The Vocalist Magazine SPRING 2013 ISSUE - Page 69

t Music Festivals (Part 1) 1. Be Awesome If you want to get booked at music festivals, you need to stand out. This means more than just ‘don’t suck’. Your songs need to be great and your live performance has to be memorable. If you’re not there yet you may be better off spending your time writing, producing, rehearsing and gigging in small clubs for a while longer. I often see bands that have great tunes and play them very well but lack engagement with their live show. Remember you are not just selling your music or yourself — it’s really your live show that festival promoters are interested in. Having a killer live show is a great way to get booked at music festivals. There are professionals that can write your bio for somewhere in the $150 to $300 range. 3. Have Really Good Recordings Having a great recording is an awesome tool. You don’t need a full album or even an EP to get booked at music festivals, a few great tracks can do the job. You want to have these tracks somewhere online (Soundcloud or Bandcamp) where they can be easily streamed and/or downloaded. If possible, you should have physical copies set aside for special situations. 4. Make Headlines 2. Keep Your Bio Short and Sweet Don’t start off with where you went to school and the life stories of each band member. What is your story? How is it relevant? What does your music sound like? Who are your key influences? What are the most relevant highlights of your career? Recognition in the press is a powerful thing. The more relevant the source the more powerful the article and the more weight it carries when trying to get booked at music festivals. A small community or college paper will not be as significant as a review in Pitchfork or Billboard. A press strategy and publicist can be one of the most important elements of your overall business and marketing plan.
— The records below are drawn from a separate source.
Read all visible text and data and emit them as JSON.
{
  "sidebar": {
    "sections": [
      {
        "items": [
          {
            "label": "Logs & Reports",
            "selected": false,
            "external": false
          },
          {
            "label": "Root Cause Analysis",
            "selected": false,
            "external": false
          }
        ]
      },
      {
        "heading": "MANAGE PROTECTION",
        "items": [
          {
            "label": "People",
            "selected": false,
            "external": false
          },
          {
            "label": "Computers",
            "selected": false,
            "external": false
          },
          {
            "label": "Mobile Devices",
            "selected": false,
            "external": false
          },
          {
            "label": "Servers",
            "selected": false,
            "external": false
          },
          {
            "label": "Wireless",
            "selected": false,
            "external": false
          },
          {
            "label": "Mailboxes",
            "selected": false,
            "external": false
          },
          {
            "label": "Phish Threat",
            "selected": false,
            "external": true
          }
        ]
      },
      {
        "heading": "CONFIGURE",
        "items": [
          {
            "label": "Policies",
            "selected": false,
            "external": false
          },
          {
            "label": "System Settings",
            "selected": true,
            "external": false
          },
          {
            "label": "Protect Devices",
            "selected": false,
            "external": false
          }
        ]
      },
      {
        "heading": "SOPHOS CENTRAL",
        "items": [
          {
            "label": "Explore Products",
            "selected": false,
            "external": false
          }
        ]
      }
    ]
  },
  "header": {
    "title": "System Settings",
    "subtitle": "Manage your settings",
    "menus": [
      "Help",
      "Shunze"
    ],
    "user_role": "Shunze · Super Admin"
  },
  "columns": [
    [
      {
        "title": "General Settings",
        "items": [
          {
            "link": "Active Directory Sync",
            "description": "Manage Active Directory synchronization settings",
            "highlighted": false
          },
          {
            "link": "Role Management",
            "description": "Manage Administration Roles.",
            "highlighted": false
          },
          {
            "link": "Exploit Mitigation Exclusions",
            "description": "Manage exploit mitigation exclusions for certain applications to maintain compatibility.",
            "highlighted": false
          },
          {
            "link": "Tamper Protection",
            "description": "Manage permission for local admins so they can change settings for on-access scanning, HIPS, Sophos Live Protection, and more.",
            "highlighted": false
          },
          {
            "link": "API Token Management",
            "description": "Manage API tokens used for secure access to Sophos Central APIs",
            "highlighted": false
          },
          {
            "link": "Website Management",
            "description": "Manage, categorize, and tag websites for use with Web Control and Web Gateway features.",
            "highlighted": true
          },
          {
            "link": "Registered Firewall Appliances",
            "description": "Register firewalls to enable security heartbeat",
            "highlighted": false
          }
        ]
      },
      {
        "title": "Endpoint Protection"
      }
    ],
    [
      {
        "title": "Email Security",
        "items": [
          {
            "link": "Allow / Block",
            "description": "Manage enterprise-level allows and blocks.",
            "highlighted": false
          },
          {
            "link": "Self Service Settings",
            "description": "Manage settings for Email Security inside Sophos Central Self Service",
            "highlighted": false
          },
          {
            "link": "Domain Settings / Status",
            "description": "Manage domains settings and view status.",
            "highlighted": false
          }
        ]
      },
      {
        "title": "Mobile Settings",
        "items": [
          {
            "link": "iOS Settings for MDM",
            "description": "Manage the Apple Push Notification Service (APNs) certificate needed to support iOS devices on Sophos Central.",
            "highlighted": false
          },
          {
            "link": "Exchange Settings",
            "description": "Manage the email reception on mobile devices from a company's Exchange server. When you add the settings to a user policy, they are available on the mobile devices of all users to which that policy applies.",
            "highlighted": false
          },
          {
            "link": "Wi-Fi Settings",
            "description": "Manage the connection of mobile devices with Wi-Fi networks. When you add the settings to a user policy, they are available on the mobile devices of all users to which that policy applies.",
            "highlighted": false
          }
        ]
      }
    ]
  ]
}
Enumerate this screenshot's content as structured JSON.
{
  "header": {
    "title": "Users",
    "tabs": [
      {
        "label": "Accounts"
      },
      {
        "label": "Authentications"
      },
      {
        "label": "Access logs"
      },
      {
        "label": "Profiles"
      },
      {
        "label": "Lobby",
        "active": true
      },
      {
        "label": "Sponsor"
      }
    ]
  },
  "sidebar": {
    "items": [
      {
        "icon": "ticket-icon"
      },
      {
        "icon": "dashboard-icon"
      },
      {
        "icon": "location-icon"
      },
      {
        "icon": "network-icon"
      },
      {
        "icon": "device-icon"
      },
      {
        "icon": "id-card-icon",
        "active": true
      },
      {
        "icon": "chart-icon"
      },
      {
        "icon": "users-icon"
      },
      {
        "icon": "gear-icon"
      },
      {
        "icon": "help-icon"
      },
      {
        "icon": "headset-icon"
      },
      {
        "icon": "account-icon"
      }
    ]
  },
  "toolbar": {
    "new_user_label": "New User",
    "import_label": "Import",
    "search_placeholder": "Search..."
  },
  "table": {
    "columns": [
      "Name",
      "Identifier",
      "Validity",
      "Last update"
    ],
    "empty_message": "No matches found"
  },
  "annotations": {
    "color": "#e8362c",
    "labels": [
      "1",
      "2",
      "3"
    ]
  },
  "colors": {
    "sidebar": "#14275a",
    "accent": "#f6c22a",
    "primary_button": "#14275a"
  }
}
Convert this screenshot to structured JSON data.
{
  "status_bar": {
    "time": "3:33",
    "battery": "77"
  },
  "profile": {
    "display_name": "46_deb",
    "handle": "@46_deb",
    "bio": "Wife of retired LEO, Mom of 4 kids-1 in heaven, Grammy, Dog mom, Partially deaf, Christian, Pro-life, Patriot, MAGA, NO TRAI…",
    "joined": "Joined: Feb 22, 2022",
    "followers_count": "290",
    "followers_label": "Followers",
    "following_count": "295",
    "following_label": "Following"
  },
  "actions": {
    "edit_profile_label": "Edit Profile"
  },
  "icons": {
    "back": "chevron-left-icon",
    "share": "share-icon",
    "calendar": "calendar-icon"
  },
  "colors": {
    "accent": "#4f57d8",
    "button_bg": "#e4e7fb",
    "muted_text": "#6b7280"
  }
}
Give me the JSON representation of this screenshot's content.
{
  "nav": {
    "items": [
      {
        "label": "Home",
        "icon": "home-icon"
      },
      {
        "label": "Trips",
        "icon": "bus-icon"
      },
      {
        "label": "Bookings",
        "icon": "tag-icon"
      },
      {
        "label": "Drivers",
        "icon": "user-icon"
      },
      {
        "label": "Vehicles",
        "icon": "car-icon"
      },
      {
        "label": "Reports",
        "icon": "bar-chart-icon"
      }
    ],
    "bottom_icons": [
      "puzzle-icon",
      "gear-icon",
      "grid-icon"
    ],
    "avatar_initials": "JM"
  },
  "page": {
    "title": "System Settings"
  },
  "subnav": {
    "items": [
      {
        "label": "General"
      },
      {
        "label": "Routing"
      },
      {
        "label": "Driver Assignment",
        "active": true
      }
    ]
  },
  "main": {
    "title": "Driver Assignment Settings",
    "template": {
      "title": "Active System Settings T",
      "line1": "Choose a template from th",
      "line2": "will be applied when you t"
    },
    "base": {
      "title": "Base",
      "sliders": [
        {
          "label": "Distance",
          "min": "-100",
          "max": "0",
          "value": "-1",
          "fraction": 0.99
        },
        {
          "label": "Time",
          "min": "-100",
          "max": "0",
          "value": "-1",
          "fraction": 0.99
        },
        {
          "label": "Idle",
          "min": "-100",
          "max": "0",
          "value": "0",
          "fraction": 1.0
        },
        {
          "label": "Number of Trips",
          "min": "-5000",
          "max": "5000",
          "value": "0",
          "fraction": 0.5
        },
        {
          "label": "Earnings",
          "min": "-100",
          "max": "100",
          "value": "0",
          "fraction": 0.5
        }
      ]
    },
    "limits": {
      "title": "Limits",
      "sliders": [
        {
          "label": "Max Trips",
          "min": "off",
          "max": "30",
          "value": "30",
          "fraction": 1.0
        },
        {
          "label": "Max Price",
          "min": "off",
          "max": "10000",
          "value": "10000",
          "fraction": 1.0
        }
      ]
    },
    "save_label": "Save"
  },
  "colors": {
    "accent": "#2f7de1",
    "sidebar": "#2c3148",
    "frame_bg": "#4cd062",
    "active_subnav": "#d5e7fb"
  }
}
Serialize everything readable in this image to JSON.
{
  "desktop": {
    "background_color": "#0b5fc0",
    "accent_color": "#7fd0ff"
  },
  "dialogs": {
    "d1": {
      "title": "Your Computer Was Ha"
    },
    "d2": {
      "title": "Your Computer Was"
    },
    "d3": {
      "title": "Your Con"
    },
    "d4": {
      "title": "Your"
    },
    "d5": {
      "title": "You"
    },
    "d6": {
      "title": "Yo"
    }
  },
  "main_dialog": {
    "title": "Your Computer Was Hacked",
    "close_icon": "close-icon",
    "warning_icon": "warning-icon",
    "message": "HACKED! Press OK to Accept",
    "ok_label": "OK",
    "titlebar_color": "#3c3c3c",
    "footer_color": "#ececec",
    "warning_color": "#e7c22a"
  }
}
Darren Gallop is the CEO of Marcato Musician. www. marcatomusician.com 69 Credit Image - Festival de Jazz Montreal